I saw two bears today on Mt. Hough, one being a close encounter as little as 10 feet apart. This close encounter bear was approximately 250 lbs., and appeared to be greatly fatigued, hungry, dehydrated, and disoriented.  After slowly circling for a couple of minutes, the bear began to slowly approach me, and in a friendly manner. However, I did not want to risk possible unexpected behavior with a wild animal of this size having very sharp claws which appeared to be six or more inches long. So, I stood tall, waved my arms, and politely asked the bear to leave.  The bear immediately turned and moved away, but disappointed at not having not found food, water, or fellowship.
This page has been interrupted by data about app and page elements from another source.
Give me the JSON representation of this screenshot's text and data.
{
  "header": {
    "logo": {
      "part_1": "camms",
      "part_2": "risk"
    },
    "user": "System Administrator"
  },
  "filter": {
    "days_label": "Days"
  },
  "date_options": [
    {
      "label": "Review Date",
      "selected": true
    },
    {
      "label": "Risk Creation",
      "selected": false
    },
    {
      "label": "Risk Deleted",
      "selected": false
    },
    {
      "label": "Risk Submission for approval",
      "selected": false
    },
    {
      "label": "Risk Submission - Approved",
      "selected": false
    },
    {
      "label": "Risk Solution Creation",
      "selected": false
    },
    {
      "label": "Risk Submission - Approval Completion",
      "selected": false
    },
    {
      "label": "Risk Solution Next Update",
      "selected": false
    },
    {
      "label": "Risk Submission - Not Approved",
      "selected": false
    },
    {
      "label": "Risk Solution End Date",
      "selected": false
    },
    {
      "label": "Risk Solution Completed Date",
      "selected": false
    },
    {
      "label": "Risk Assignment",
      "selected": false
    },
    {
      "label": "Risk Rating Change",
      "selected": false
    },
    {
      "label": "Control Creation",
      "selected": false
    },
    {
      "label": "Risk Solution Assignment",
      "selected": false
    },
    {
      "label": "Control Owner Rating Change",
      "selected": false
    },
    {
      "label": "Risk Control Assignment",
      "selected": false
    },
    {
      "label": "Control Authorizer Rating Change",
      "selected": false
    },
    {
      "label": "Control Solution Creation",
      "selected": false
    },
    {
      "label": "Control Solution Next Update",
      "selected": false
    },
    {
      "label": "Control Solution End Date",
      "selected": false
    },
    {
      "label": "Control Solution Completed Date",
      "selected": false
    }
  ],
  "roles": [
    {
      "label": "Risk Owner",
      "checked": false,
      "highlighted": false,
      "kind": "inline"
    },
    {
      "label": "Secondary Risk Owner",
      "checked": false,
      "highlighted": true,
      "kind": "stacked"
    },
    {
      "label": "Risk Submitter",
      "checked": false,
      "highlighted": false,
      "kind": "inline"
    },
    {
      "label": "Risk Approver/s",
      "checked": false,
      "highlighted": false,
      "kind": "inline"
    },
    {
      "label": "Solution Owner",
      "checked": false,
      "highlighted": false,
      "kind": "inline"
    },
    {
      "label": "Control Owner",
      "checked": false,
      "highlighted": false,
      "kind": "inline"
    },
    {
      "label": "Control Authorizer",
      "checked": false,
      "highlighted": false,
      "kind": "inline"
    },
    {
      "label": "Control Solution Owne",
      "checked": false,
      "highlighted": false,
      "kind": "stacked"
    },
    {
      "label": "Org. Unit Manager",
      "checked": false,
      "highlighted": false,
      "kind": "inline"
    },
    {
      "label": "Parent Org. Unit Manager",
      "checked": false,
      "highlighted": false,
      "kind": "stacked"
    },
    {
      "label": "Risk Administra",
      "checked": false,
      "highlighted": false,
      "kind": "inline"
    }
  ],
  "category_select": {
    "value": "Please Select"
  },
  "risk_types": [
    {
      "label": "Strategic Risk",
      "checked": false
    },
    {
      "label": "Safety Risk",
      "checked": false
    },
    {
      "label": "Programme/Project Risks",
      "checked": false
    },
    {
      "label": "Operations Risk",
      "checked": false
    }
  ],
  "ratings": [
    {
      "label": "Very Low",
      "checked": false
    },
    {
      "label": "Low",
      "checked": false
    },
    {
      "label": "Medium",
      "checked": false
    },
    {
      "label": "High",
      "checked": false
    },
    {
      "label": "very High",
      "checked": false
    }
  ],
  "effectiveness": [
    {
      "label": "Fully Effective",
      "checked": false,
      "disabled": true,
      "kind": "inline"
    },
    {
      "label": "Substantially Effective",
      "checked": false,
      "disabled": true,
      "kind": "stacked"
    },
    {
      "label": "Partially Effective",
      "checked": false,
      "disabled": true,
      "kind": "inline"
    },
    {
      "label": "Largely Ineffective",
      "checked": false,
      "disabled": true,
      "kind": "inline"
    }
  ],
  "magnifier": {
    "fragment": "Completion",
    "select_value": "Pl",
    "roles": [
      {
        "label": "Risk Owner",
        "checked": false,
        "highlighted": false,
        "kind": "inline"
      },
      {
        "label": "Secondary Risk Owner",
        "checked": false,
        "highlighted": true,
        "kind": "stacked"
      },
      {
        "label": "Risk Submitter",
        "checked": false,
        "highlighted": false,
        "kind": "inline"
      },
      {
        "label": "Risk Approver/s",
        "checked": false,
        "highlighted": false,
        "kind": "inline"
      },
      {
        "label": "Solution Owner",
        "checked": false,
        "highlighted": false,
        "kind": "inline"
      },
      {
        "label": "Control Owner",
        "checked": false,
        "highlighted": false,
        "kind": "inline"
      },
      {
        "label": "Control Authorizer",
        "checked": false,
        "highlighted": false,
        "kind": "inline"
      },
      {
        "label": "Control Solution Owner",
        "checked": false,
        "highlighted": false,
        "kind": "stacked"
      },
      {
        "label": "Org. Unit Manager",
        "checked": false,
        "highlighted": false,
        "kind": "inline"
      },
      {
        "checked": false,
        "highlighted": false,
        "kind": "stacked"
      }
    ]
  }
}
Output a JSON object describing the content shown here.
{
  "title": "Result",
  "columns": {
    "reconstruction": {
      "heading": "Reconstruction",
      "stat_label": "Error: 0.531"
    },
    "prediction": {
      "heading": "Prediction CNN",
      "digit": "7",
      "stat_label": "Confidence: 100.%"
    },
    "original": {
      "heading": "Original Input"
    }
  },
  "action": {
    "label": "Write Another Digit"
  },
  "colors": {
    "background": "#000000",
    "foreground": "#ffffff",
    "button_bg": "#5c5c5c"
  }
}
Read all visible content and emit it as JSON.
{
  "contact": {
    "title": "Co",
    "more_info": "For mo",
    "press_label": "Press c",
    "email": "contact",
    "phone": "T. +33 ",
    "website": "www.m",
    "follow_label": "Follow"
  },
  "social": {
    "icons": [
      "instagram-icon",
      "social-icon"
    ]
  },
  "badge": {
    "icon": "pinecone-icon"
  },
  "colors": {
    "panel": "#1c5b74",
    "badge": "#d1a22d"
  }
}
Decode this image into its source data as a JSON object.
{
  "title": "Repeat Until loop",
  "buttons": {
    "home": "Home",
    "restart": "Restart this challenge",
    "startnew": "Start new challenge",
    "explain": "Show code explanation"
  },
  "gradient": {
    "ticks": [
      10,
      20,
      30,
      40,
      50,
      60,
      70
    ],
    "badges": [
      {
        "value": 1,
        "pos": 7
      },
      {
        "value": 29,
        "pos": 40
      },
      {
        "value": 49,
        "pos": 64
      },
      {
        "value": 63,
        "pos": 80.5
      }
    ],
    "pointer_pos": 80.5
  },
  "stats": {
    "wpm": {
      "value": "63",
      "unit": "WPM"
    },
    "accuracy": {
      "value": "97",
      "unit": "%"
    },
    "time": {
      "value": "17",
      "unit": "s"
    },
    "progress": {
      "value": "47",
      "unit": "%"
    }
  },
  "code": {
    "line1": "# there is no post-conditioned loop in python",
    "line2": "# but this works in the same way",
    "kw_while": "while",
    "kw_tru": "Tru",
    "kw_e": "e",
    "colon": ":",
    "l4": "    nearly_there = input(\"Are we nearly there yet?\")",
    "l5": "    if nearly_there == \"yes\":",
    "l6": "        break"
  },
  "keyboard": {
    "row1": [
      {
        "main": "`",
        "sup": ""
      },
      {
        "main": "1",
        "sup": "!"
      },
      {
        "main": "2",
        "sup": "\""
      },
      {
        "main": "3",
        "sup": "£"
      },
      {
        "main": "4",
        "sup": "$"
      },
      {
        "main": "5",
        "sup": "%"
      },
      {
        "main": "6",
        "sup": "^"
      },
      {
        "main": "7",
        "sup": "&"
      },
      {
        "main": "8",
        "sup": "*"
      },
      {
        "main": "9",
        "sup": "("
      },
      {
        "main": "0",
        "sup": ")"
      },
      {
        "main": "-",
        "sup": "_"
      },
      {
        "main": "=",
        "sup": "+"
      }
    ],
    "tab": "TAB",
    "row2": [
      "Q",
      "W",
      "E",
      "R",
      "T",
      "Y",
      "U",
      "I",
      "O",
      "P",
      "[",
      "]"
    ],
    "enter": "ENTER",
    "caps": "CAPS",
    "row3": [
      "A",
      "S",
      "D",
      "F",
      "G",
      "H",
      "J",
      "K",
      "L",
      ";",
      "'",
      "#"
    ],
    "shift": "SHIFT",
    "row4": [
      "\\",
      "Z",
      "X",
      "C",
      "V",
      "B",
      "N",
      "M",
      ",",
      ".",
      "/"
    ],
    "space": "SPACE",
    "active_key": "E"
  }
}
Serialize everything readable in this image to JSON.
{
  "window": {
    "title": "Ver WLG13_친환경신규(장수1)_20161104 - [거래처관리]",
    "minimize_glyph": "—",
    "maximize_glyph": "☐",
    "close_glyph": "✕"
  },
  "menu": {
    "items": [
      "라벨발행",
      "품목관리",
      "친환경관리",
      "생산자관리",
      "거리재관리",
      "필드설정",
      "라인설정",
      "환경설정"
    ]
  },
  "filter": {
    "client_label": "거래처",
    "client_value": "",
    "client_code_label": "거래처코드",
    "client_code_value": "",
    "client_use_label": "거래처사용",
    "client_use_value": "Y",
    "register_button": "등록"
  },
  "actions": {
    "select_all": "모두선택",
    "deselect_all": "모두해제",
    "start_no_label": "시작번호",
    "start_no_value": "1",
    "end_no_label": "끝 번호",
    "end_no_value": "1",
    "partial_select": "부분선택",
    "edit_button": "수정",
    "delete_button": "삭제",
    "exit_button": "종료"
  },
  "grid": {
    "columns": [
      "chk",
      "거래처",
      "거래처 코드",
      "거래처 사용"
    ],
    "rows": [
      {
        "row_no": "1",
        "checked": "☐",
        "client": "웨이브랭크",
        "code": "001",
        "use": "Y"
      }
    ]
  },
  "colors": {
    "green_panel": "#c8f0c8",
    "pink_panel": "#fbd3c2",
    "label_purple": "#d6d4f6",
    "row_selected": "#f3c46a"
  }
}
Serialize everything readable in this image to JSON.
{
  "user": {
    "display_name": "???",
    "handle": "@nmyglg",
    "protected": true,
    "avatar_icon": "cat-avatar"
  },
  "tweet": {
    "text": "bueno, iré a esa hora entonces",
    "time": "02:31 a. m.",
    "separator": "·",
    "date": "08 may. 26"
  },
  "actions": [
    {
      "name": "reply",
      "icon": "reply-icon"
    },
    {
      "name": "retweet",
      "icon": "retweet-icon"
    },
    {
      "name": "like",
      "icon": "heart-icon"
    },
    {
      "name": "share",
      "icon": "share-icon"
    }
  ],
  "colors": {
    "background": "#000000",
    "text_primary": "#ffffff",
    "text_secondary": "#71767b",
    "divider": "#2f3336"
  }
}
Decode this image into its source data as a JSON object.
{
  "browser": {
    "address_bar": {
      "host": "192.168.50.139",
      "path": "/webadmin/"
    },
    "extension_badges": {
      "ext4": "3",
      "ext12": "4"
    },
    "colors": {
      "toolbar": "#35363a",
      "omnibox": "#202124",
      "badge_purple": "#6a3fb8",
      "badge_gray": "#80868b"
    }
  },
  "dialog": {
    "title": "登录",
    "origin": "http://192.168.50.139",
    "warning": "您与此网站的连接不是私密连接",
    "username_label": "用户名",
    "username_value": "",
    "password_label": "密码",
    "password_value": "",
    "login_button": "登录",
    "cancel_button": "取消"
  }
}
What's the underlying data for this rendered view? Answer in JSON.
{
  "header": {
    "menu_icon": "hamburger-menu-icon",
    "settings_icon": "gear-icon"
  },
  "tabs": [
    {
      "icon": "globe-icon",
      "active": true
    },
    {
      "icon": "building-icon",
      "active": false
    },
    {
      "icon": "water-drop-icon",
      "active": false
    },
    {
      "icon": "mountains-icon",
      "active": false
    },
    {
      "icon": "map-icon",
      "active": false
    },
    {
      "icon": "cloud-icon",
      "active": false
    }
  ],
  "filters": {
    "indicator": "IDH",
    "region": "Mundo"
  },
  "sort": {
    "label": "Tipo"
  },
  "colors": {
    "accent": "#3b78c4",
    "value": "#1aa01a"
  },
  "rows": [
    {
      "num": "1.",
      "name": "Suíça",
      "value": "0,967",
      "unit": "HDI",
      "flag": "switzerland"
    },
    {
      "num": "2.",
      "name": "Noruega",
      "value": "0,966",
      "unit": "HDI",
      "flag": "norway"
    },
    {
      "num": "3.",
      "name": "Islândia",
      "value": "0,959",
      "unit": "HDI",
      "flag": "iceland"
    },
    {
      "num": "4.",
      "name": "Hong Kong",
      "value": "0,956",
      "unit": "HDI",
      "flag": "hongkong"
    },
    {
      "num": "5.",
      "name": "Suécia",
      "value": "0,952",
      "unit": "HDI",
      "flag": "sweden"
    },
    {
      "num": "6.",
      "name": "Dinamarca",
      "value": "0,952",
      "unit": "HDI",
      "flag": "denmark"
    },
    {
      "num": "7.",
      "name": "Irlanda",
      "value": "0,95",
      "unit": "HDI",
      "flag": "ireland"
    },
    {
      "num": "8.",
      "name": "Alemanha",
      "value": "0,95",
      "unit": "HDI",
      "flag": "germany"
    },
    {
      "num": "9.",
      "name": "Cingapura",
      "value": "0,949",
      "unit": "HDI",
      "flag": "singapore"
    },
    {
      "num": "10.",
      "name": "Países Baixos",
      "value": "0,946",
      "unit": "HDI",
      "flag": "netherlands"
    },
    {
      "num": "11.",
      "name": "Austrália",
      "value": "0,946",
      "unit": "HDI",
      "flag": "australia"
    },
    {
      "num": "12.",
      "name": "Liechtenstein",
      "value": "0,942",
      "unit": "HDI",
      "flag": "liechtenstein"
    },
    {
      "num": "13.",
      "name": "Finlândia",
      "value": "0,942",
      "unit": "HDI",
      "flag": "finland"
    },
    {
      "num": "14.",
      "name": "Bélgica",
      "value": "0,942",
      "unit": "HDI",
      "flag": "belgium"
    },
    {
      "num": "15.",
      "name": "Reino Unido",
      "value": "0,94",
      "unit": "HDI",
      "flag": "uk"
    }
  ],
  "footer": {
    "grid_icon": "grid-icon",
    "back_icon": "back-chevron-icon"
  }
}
It was this moment that I began to consider how many similar four-legged fellow fire refugees are currently wandering the mountains of fire ravaged Plumas county. I wish I could help these fellow refugee creatures, but I am barely making my own way through this abrupt eviction by Mother Nature.